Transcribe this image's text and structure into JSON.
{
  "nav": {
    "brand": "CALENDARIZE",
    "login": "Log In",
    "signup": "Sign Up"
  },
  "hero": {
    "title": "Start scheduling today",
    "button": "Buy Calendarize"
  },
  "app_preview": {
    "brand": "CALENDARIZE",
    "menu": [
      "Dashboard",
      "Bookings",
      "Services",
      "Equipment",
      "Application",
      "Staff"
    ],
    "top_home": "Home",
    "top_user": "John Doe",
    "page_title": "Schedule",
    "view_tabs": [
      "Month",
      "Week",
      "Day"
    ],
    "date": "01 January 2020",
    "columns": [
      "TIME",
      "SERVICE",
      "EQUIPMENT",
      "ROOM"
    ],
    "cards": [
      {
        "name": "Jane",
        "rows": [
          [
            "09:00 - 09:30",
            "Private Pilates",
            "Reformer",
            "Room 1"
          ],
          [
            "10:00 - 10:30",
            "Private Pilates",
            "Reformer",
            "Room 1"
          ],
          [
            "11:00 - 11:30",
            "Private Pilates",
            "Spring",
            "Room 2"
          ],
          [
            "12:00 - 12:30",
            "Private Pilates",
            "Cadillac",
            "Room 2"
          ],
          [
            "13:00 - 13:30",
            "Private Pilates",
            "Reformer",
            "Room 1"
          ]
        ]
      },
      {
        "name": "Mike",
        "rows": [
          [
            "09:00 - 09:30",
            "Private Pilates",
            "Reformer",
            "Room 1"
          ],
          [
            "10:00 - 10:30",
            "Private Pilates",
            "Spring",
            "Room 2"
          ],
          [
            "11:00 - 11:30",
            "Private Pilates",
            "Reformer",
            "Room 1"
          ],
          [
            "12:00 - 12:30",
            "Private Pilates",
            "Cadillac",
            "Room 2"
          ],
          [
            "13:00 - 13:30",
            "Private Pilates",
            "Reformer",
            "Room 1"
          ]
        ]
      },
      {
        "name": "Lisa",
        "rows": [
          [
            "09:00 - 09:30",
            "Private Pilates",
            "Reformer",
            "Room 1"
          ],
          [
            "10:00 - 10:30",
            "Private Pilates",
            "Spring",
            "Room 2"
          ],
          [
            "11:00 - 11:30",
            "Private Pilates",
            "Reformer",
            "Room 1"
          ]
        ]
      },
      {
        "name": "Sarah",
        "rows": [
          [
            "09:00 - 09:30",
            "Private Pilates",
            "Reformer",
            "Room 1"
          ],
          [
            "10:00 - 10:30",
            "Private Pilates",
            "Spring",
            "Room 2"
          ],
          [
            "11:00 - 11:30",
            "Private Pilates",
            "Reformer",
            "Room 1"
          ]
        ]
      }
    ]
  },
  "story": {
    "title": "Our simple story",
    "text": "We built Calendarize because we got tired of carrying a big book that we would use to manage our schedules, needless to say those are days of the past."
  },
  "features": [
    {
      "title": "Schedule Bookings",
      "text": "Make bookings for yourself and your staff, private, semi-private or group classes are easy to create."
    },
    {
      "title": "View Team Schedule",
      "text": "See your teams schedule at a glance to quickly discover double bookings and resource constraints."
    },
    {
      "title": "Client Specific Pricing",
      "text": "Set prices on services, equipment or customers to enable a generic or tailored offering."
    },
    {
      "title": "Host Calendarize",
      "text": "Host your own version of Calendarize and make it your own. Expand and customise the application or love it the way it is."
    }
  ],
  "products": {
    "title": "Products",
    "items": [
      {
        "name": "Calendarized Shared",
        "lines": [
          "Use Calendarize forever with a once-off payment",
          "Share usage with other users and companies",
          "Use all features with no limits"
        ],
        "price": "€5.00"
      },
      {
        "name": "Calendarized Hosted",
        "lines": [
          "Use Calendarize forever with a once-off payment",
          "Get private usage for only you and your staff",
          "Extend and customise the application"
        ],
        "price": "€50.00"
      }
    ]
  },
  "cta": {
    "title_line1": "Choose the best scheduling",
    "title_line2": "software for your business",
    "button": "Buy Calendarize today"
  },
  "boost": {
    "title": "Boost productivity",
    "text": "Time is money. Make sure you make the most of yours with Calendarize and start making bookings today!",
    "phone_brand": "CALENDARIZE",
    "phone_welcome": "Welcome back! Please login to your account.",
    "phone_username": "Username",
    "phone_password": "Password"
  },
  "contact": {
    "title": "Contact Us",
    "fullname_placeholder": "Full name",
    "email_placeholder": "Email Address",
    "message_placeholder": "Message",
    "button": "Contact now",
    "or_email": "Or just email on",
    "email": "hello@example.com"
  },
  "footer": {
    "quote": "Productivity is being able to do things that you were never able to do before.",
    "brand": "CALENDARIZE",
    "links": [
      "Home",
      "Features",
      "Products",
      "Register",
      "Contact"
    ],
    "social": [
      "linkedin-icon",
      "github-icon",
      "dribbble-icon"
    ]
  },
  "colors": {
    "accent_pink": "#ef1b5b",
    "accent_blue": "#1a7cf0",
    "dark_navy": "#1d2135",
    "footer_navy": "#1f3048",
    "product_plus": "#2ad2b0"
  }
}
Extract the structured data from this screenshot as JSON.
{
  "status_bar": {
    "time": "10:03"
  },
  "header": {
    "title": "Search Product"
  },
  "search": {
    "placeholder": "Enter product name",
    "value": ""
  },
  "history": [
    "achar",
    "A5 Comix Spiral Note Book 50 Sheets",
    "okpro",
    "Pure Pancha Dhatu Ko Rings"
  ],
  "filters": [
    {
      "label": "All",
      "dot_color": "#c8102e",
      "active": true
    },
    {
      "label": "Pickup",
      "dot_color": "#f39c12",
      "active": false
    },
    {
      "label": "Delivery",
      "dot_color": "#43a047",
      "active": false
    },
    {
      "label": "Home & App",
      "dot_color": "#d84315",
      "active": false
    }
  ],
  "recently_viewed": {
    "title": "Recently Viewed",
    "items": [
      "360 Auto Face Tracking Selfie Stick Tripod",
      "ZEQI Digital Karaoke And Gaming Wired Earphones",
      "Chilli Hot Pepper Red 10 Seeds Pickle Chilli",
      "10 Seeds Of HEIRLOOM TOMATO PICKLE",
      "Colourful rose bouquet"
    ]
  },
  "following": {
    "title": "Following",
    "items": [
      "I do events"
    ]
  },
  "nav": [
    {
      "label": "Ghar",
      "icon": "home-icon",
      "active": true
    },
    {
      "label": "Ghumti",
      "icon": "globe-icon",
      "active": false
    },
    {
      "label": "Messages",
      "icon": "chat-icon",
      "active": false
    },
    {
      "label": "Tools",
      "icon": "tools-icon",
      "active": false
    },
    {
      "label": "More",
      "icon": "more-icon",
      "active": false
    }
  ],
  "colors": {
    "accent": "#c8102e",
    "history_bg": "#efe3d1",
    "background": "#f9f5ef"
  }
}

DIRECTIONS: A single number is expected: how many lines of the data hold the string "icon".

ANSWER BELOW: 8